The Streetcar Authority’s Twitter page, @kcstreetcar, has more than 9,000 followers. Through Twitter and the authority’s website, many have posted suggestions for improving the system.
Several recommended that a streetcar app be developed, enabling mobile users to track movement along the route. Many others wanted specific arrival times posted and updated at stations. Mandelbaum said the authority is working on delivering both.
Less easy to address are motorists’ frustrations when stuck in the middle of an intersection behind an unloading streetcar and the traffic light changes from green to red.
If they can’t back up, they have to stay put and rile the cross-traffic. Along much of the route, motorists are prohibited from passing around streetcars.
Bower of Portland Streetcar said people who work and live along a new line tend to be quick to adapt. For them, “the learning doesn’t take six months, more like a couple of weeks.” He said Kansas Citians might take a bit longer to adjust because they have little experience maneuvering around rail transit.
Tourists, infrequent visitors and new residents are always more apt to create tie-ups, get into accidents with streetcars and be unaware of parking requirements, Bower said.
And even regulars can be slow to get with the program.
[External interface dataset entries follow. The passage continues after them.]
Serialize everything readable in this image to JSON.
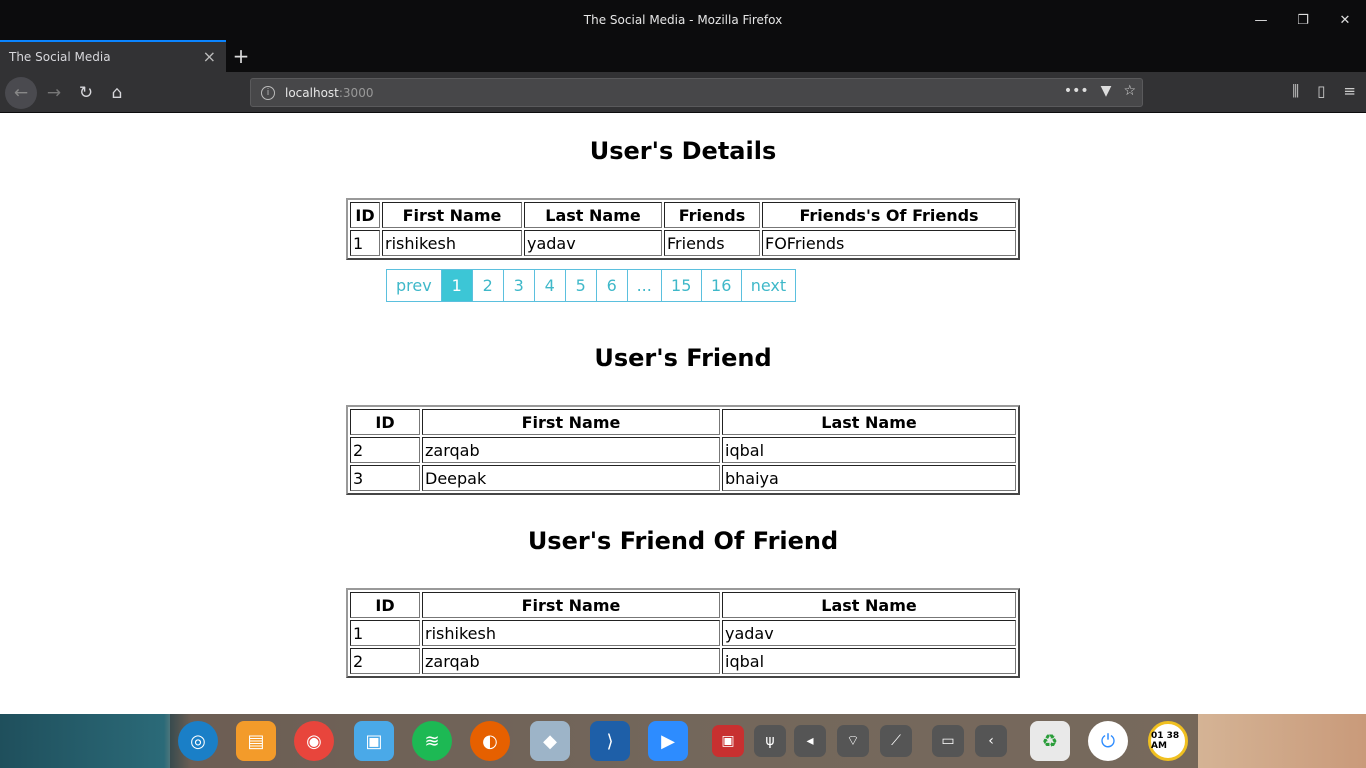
{
  "window": {
    "title": "The Social Media - Mozilla Firefox"
  },
  "browser": {
    "tab_title": "The Social Media",
    "url_host": "localhost",
    "url_port": ":3000"
  },
  "user_details": {
    "heading": "User's Details",
    "headers": [
      "ID",
      "First Name",
      "Last Name",
      "Friends",
      "Friends's Of Friends"
    ],
    "row": [
      "1",
      "rishikesh",
      "yadav",
      "Friends",
      "FOFriends"
    ]
  },
  "pagination": {
    "prev": "prev",
    "pages": [
      "1",
      "2",
      "3",
      "4",
      "5",
      "6",
      "...",
      "15",
      "16"
    ],
    "active": "1",
    "next": "next"
  },
  "friends": {
    "heading": "User's Friend",
    "headers": [
      "ID",
      "First Name",
      "Last Name"
    ],
    "rows": [
      [
        "2",
        "zarqab",
        "iqbal"
      ],
      [
        "3",
        "Deepak",
        "bhaiya"
      ]
    ]
  },
  "fof": {
    "heading": "User's Friend Of Friend",
    "headers": [
      "ID",
      "First Name",
      "Last Name"
    ],
    "rows": [
      [
        "1",
        "rishikesh",
        "yadav"
      ],
      [
        "2",
        "zarqab",
        "iqbal"
      ]
    ]
  },
  "taskbar": {
    "clock": "01 38 AM",
    "apps": [
      "deepin-launcher-icon",
      "app-store-icon",
      "chrome-icon",
      "file-manager-icon",
      "spotify-icon",
      "firefox-icon",
      "cube-icon",
      "vscode-icon",
      "zoom-icon"
    ],
    "system": [
      "screen-record-icon",
      "usb-icon",
      "volume-icon",
      "wifi-icon",
      "compass-icon",
      "battery-icon",
      "collapse-icon",
      "trash-icon",
      "power-icon",
      "clock-icon"
    ]
  }
}
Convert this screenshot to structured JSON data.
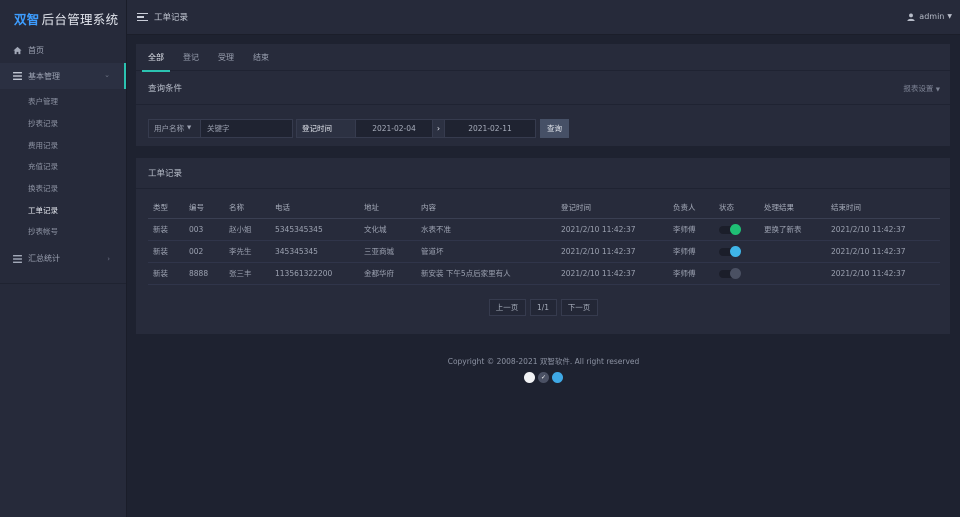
{
  "app": {
    "brand": "双智",
    "title_rest": "后台管理系统"
  },
  "sidebar": {
    "home": {
      "label": "首页",
      "icon": "home-icon"
    },
    "basic": {
      "label": "基本管理",
      "icon": "list-icon"
    },
    "sub_items": [
      {
        "label": "表户管理",
        "active": false
      },
      {
        "label": "抄表记录",
        "active": false
      },
      {
        "label": "费用记录",
        "active": false
      },
      {
        "label": "充值记录",
        "active": false
      },
      {
        "label": "换表记录",
        "active": false
      },
      {
        "label": "工单记录",
        "active": true
      },
      {
        "label": "抄表帐号",
        "active": false
      }
    ],
    "summary": {
      "label": "汇总统计",
      "icon": "list-icon"
    }
  },
  "topbar": {
    "breadcrumb": "工单记录",
    "user": "admin"
  },
  "tabs": [
    "全部",
    "登记",
    "受理",
    "结束"
  ],
  "query": {
    "title": "查询条件",
    "report_settings": "报表设置",
    "field_select": "用户名称",
    "keyword_placeholder": "关键字",
    "date_label": "登记时间",
    "date_from": "2021-02-04",
    "date_sep": "›",
    "date_to": "2021-02-11",
    "search_button": "查询"
  },
  "list": {
    "title": "工单记录",
    "columns": [
      "类型",
      "编号",
      "名称",
      "电话",
      "地址",
      "内容",
      "登记时间",
      "负责人",
      "状态",
      "处理结果",
      "结束时间"
    ],
    "rows": [
      {
        "type": "新装",
        "id": "003",
        "name": "赵小姐",
        "phone": "5345345345",
        "address": "文化城",
        "content": "水表不准",
        "reg_time": "2021/2/10 11:42:37",
        "owner": "李师傅",
        "status_color": "#1fbf75",
        "result": "更换了新表",
        "end_time": "2021/2/10 11:42:37"
      },
      {
        "type": "新装",
        "id": "002",
        "name": "李先生",
        "phone": "345345345",
        "address": "三亚商城",
        "content": "管道坏",
        "reg_time": "2021/2/10 11:42:37",
        "owner": "李师傅",
        "status_color": "#3fb5e8",
        "result": "",
        "end_time": "2021/2/10 11:42:37"
      },
      {
        "type": "新装",
        "id": "8888",
        "name": "张三丰",
        "phone": "113561322200",
        "address": "金都华府",
        "content": "新安装 下午5点后家里有人",
        "reg_time": "2021/2/10 11:42:37",
        "owner": "李师傅",
        "status_color": "#4a5062",
        "result": "",
        "end_time": "2021/2/10 11:42:37"
      }
    ]
  },
  "pager": {
    "prev": "上一页",
    "page": "1/1",
    "next": "下一页"
  },
  "footer": {
    "copyright": "Copyright © 2008-2021 双智软件. All right reserved"
  },
  "theme_dots": [
    "#f2f3f5",
    "#4b5164",
    "#3fa9e6"
  ]
}
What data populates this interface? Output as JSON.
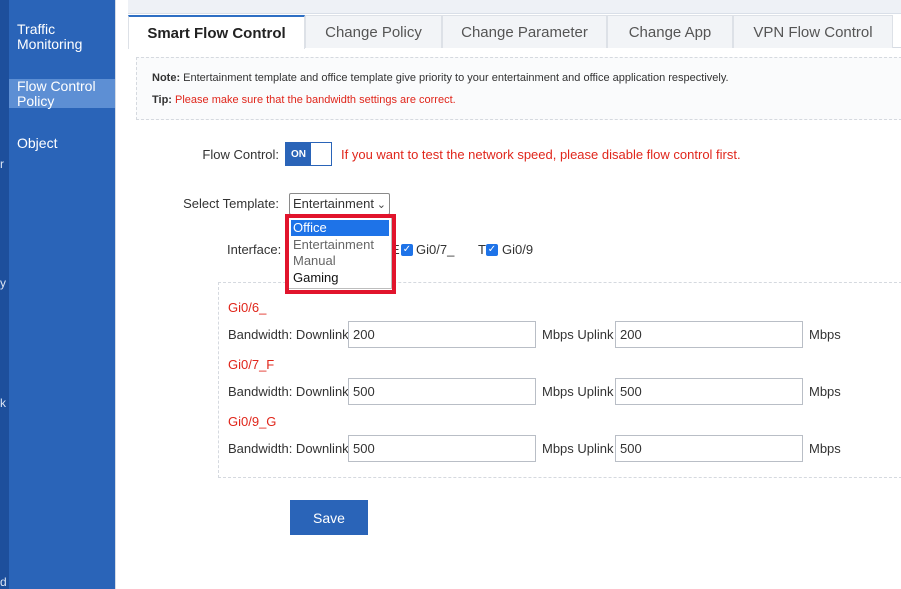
{
  "left_strip": {
    "fragments": [
      "r",
      "y",
      "k",
      "d"
    ]
  },
  "sidebar": {
    "items": [
      {
        "lines": [
          "Traffic",
          "Monitoring"
        ],
        "active": false
      },
      {
        "lines": [
          "Flow Control",
          "Policy"
        ],
        "active": true
      },
      {
        "lines": [
          "Object"
        ],
        "active": false
      }
    ]
  },
  "tabs": [
    "Smart Flow Control",
    "Change Policy",
    "Change Parameter",
    "Change App",
    "VPN Flow Control"
  ],
  "note": {
    "note_label": "Note:",
    "note_text": " Entertainment template and office template give priority to your entertainment and office application respectively.",
    "tip_label": "Tip:",
    "tip_text": " Please make sure that the bandwidth settings are correct."
  },
  "flow_control": {
    "label": "Flow Control:",
    "toggle": "ON",
    "warning": "If you want to test the network speed, please disable flow control first."
  },
  "template": {
    "label": "Select Template:",
    "selected": "Entertainment",
    "options": [
      "Office",
      "Entertainment",
      "Manual",
      "Gaming"
    ]
  },
  "interface": {
    "label": "Interface:",
    "partial_char": "E",
    "items": [
      {
        "name": "Gi0/7_",
        "checked": true
      },
      {
        "name": "Gi0/9",
        "checked": true
      }
    ],
    "partial_char2": "T"
  },
  "ports": [
    {
      "name": "Gi0/6_",
      "bw_label": "Bandwidth: Downlink",
      "downlink": "200",
      "uplink_label": "Mbps Uplink",
      "uplink": "200",
      "unit": "Mbps"
    },
    {
      "name": "Gi0/7_F",
      "bw_label": "Bandwidth: Downlink",
      "downlink": "500",
      "uplink_label": "Mbps Uplink",
      "uplink": "500",
      "unit": "Mbps"
    },
    {
      "name": "Gi0/9_G",
      "bw_label": "Bandwidth: Downlink",
      "downlink": "500",
      "uplink_label": "Mbps Uplink",
      "uplink": "500",
      "unit": "Mbps"
    }
  ],
  "save_label": "Save",
  "colors": {
    "sidebar": "#2a64b8",
    "active_item": "#5d8fd4",
    "warning": "#e0261b",
    "highlight": "#e1142c",
    "selected_option": "#1e73e8"
  }
}
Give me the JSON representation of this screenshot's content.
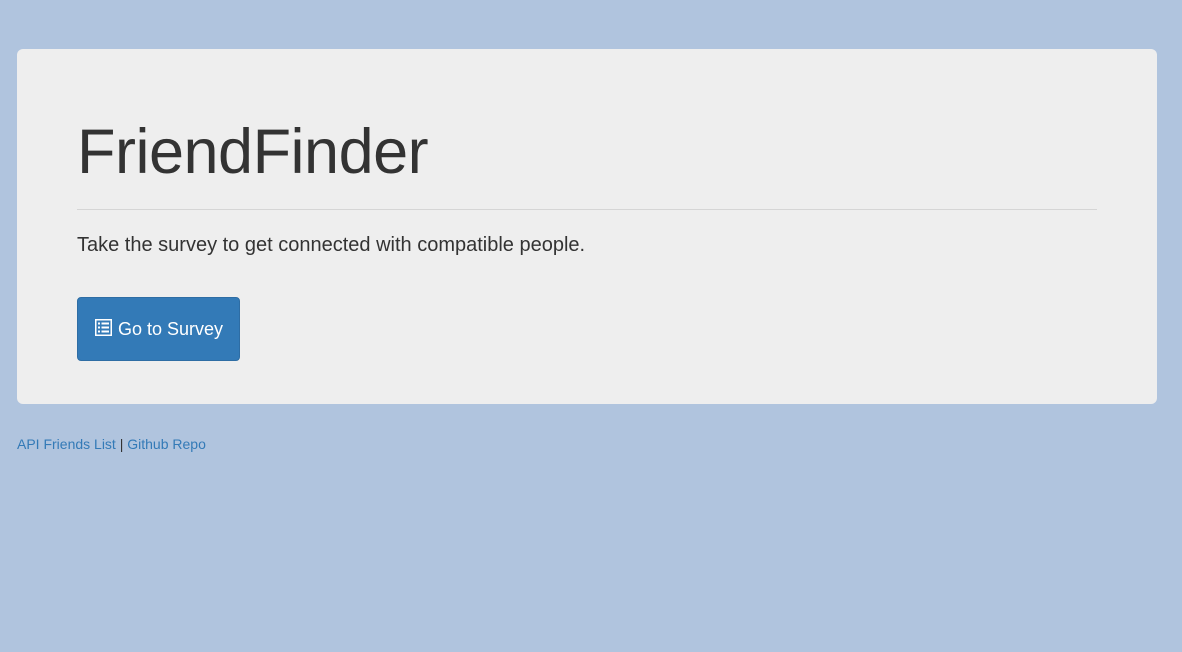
{
  "jumbotron": {
    "title": "FriendFinder",
    "lead": "Take the survey to get connected with compatible people.",
    "button_label": "Go to Survey",
    "button_icon": "list-alt-icon"
  },
  "footer": {
    "link_api": "API Friends List",
    "separator": "|",
    "link_github": "Github Repo"
  },
  "colors": {
    "page_background": "#b0c4de",
    "panel_background": "#eeeeee",
    "primary": "#337ab7",
    "text": "#333333"
  }
}
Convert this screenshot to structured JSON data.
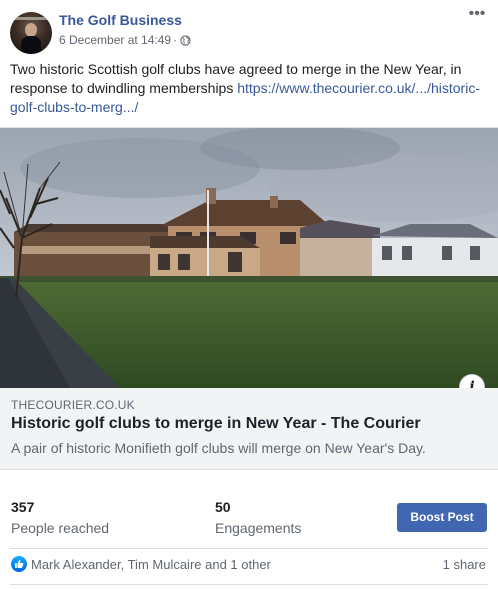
{
  "post": {
    "page_name": "The Golf Business",
    "timestamp": "6 December at 14:49",
    "separator": "·",
    "privacy_icon": "globe-icon",
    "more_icon": "more-dots-icon",
    "text": "Two historic Scottish golf clubs have agreed to merge in the New Year, in response to dwindling memberships ",
    "link_text": "https://www.thecourier.co.uk/.../historic-golf-clubs-to-merg.../"
  },
  "preview": {
    "domain": "THECOURIER.CO.UK",
    "title": "Historic golf clubs to merge in New Year - The Courier",
    "description": "A pair of historic Monifieth golf clubs will merge on New Year's Day.",
    "info_label": "i"
  },
  "insights": {
    "reached_value": "357",
    "reached_label": "People reached",
    "engagements_value": "50",
    "engagements_label": "Engagements",
    "boost_label": "Boost Post"
  },
  "reactions": {
    "icon": "like-icon",
    "names": "Mark Alexander, Tim Mulcaire and 1 other",
    "shares": "1 share"
  },
  "colors": {
    "link": "#385898",
    "button": "#4267b2",
    "muted": "#606770"
  }
}
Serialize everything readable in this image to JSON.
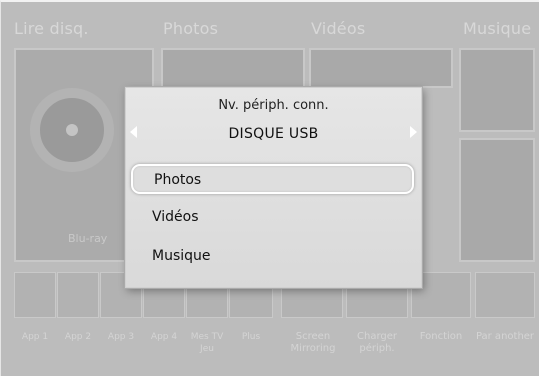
{
  "categories": [
    "Lire disq.",
    "Photos",
    "Vidéos",
    "Musique"
  ],
  "tiles": {
    "bluray_label": "Blu-ray"
  },
  "apps": [
    {
      "label": "App 1"
    },
    {
      "label": "App 2"
    },
    {
      "label": "App 3"
    },
    {
      "label": "App 4"
    },
    {
      "label": "Mes TV Jeu"
    },
    {
      "label": "Plus"
    },
    {
      "label": "Screen Mirroring"
    },
    {
      "label": "Charger périph."
    },
    {
      "label": "Fonction"
    },
    {
      "label": "Par another"
    }
  ],
  "popup": {
    "title": "Nv. périph. conn.",
    "device": "DISQUE USB",
    "items": [
      "Photos",
      "Vidéos",
      "Musique"
    ],
    "selected_index": 0
  }
}
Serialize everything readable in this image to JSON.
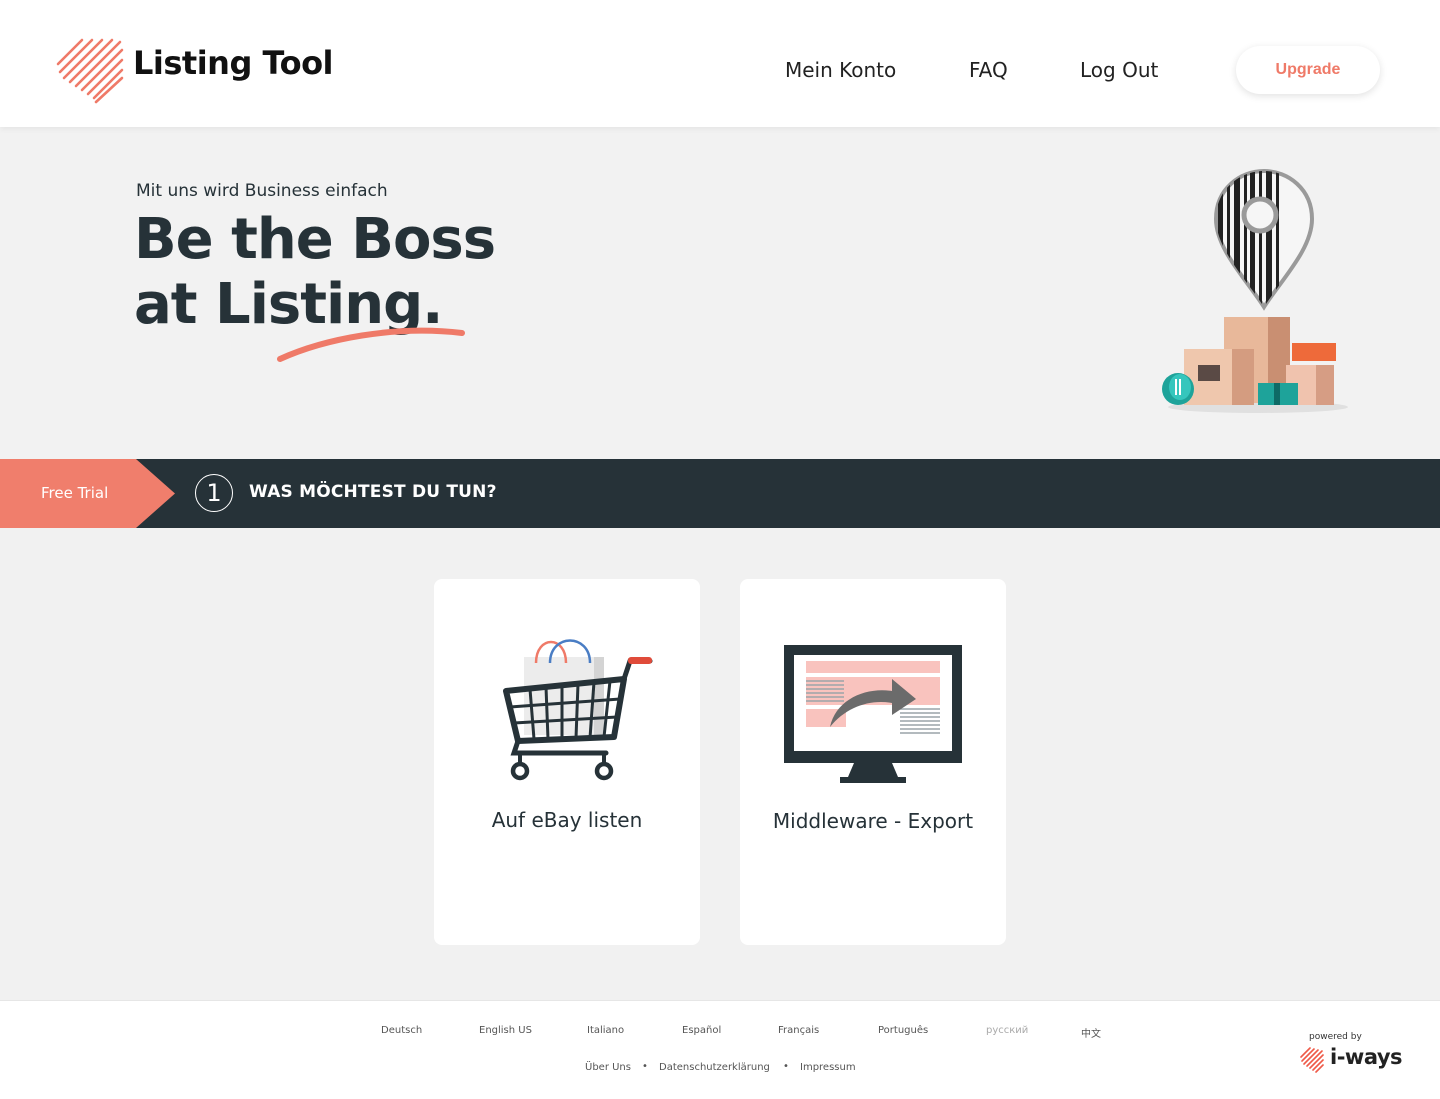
{
  "header": {
    "brand": "Listing Tool",
    "nav": {
      "account": "Mein Konto",
      "faq": "FAQ",
      "logout": "Log Out"
    },
    "upgrade": "Upgrade"
  },
  "hero": {
    "subtitle": "Mit uns wird Business einfach",
    "title_line1": "Be the Boss",
    "title_line2": "at Listing."
  },
  "step": {
    "badge": "Free Trial",
    "number": "1",
    "title": "WAS MÖCHTEST DU TUN?"
  },
  "cards": [
    {
      "label": "Auf eBay listen",
      "icon": "shopping-cart-icon"
    },
    {
      "label": "Middleware - Export",
      "icon": "monitor-export-icon"
    }
  ],
  "footer": {
    "languages": [
      "Deutsch",
      "English US",
      "Italiano",
      "Español",
      "Français",
      "Português",
      "русский",
      "中文"
    ],
    "links": [
      "Über Uns",
      "Datenschutzerklärung",
      "Impressum"
    ],
    "separator": "•",
    "powered_by": "powered by",
    "partner": "i-ways"
  },
  "colors": {
    "accent": "#ef7a68",
    "dark": "#263238",
    "background": "#f2f2f2"
  }
}
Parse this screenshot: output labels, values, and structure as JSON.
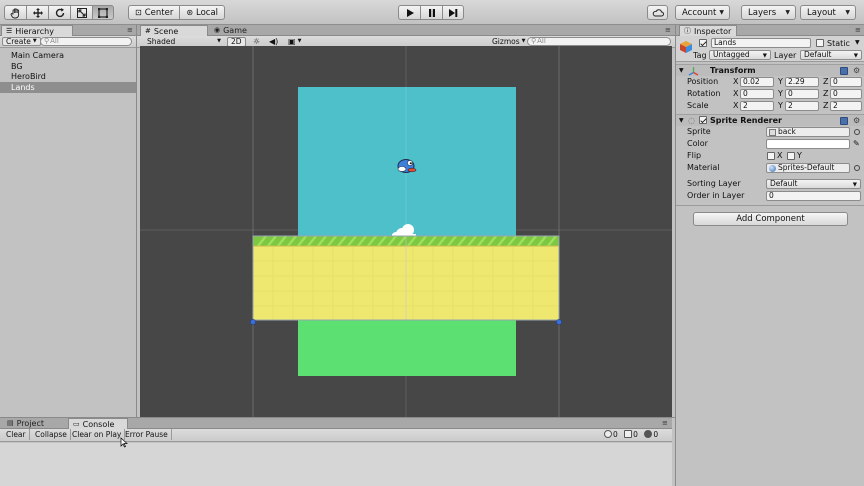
{
  "toolbar": {
    "tools": [
      "hand-icon",
      "move-icon",
      "rotate-icon",
      "scale-icon",
      "rect-icon"
    ],
    "pivot_center": "Center",
    "pivot_local": "Local",
    "account": "Account",
    "layers": "Layers",
    "layout": "Layout"
  },
  "hierarchy": {
    "tab": "Hierarchy",
    "create": "Create",
    "search_placeholder": "All",
    "items": [
      "Main Camera",
      "BG",
      "HeroBird",
      "Lands"
    ],
    "selected_index": 3
  },
  "scene": {
    "tab_scene": "Scene",
    "tab_game": "Game",
    "shading": "Shaded",
    "mode_2d": "2D",
    "gizmos": "Gizmos",
    "search_placeholder": "All",
    "colors": {
      "background": "#474747",
      "sky": "#4ec0ca",
      "ground_top": "#7cc843",
      "ground": "#eee770",
      "grass_bottom": "#5ce072"
    }
  },
  "inspector": {
    "tab": "Inspector",
    "object_name": "Lands",
    "static": "Static",
    "tag_label": "Tag",
    "tag_value": "Untagged",
    "layer_label": "Layer",
    "layer_value": "Default",
    "transform": {
      "title": "Transform",
      "position_label": "Position",
      "rotation_label": "Rotation",
      "scale_label": "Scale",
      "position": {
        "x": "0.02",
        "y": "2.29",
        "z": "0"
      },
      "rotation": {
        "x": "0",
        "y": "0",
        "z": "0"
      },
      "scale": {
        "x": "2",
        "y": "2",
        "z": "2"
      }
    },
    "sprite_renderer": {
      "title": "Sprite Renderer",
      "sprite_label": "Sprite",
      "sprite_value": "back",
      "color_label": "Color",
      "flip_label": "Flip",
      "flip_x": "X",
      "flip_y": "Y",
      "material_label": "Material",
      "material_value": "Sprites-Default",
      "sorting_layer_label": "Sorting Layer",
      "sorting_layer_value": "Default",
      "order_label": "Order in Layer",
      "order_value": "0"
    },
    "add_component": "Add Component"
  },
  "console": {
    "tab_project": "Project",
    "tab_console": "Console",
    "clear": "Clear",
    "collapse": "Collapse",
    "clear_on_play": "Clear on Play",
    "error_pause": "Error Pause",
    "info_count": "0",
    "warn_count": "0",
    "error_count": "0"
  }
}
Just outside Bower’s office in Portland, the 15-year-old streetcar system continues to be interrupted most days by delivery trucks blocking the tracks.
Customers at a nearby liquor store, who think they’ll be in and out in a minute, have yet to learn that parking on the rail line is a mistake.
And dogs? Unless you’re a service animal, don’t even think about boarding.